As the recession has gone on and unemployment climbed steadily to new peaks, the Fed has come under increasing fire from Congress for keeping interest rates too high and money too tight. There are bills in both the House and the Senate that would force the Fed to pay more attention to the level of interest rates when setting policy.

Volcker is known to have been disappointed that rates have stayed so high, despite declining inflation, and that the economy has remained so weak. He had expected a pickup in demand to begin before now. Instead, the Fed is now predicting a further decline in final demand. Firms will also likely start to work off a new bulge of unwanted inventories that were built up in hopes of a recovery this summer, the Fed economists believe.

President Reagan had predicted that the income tax cut of 10 percent on July 1 would spur consumer spending and recovery, but that has not happened.
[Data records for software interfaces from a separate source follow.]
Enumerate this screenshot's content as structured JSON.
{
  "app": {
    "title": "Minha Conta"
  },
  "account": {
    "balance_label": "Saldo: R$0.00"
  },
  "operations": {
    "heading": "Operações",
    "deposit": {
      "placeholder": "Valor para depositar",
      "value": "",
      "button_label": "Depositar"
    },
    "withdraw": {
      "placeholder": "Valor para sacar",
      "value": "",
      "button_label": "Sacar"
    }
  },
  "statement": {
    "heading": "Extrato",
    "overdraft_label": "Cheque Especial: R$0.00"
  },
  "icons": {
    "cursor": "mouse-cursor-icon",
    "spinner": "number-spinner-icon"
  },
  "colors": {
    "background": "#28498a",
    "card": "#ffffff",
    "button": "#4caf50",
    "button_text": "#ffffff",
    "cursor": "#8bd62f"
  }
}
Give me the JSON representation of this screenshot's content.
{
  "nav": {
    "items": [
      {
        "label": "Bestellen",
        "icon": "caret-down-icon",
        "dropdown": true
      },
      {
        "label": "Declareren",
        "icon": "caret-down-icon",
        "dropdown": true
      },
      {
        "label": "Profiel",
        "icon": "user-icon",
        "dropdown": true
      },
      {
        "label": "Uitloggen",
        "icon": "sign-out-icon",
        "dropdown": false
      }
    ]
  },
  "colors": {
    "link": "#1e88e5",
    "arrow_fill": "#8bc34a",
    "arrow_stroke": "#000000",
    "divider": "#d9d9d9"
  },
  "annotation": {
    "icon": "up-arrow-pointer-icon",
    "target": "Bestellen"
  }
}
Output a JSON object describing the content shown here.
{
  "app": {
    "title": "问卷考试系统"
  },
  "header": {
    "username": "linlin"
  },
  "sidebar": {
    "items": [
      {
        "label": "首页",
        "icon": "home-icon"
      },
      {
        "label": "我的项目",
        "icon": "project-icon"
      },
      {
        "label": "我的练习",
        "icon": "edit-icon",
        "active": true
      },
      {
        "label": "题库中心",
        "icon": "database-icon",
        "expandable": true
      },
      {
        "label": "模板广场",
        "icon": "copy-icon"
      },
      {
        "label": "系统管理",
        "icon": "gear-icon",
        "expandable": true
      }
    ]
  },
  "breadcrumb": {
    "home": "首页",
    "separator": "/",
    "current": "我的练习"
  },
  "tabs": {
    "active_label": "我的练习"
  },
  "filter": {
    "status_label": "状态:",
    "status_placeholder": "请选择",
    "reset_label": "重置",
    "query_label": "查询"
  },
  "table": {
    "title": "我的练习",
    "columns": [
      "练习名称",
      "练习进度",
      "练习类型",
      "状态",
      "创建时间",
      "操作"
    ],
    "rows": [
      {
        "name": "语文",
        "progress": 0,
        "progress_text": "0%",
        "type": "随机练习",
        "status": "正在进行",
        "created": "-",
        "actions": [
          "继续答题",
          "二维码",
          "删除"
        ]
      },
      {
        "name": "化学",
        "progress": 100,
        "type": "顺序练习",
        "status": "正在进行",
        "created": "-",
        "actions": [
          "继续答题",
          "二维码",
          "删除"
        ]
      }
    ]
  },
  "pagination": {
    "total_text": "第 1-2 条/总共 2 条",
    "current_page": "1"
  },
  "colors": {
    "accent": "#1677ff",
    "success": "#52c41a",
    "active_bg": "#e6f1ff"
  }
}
The Fed has tried to control the money supply in an attempt to control total spending in the economy. But a new banking bill just passed by Congress will upset the money supply figures and may change their relationship to spending.

Treasury Secretary Donald T. Regan warned this week that the money numbers would be virtually meaningless for a while because of the new banking bill. This will allow banks and thrift institutions to set up a new deposit account to compete with the popular money market funds. While the new account will pay high interest and attract funds from savings deposits, it will also be readily convertible into cash.

Consumers may decide to shift money out of both checking and savings accounts into the new accounts, thus obscuring the underlying changes in deposits that show up in the different money measures. It is not yet clear how the new accounts will be classified by the Federal Reserve, whether they will count as part of M1, or just be included in M2.